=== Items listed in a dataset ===
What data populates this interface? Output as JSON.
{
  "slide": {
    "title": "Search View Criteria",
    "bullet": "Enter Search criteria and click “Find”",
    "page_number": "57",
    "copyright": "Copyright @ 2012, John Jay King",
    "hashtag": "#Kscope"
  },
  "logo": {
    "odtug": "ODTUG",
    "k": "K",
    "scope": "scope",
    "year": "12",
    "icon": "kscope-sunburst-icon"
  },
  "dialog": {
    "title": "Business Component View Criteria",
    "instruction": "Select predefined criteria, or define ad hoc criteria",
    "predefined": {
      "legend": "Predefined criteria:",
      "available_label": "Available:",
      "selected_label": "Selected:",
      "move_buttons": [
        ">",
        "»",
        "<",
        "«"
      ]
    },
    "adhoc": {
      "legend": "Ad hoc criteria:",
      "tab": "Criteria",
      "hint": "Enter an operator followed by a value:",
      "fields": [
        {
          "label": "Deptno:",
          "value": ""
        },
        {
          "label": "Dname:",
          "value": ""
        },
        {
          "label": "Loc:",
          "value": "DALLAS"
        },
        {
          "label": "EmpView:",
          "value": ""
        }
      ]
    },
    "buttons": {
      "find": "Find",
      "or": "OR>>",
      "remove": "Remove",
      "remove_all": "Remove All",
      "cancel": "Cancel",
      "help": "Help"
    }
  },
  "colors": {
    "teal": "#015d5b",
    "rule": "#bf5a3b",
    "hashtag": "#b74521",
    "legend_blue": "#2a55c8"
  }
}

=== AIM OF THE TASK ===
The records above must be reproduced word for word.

=== ANSWER SPACE ===
What data populates this interface? Output as JSON.
{
  "slide": {
    "title": "Search View Criteria",
    "bullet": "Enter Search criteria and click “Find”",
    "page_number": "57",
    "copyright": "Copyright @ 2012, John Jay King",
    "hashtag": "#Kscope"
  },
  "logo": {
    "odtug": "ODTUG",
    "k": "K",
    "scope": "scope",
    "year": "12",
    "icon": "kscope-sunburst-icon"
  },
  "dialog": {
    "title": "Business Component View Criteria",
    "instruction": "Select predefined criteria, or define ad hoc criteria",
    "predefined": {
      "legend": "Predefined criteria:",
      "available_label": "Available:",
      "selected_label": "Selected:",
      "move_buttons": [
        ">",
        "»",
        "<",
        "«"
      ]
    },
    "adhoc": {
      "legend": "Ad hoc criteria:",
      "tab": "Criteria",
      "hint": "Enter an operator followed by a value:",
      "fields": [
        {
          "label": "Deptno:",
          "value": ""
        },
        {
          "label": "Dname:",
          "value": ""
        },
        {
          "label": "Loc:",
          "value": "DALLAS"
        },
        {
          "label": "EmpView:",
          "value": ""
        }
      ]
    },
    "buttons": {
      "find": "Find",
      "or": "OR>>",
      "remove": "Remove",
      "remove_all": "Remove All",
      "cancel": "Cancel",
      "help": "Help"
    }
  },
  "colors": {
    "teal": "#015d5b",
    "rule": "#bf5a3b",
    "hashtag": "#b74521",
    "legend_blue": "#2a55c8"
  }
}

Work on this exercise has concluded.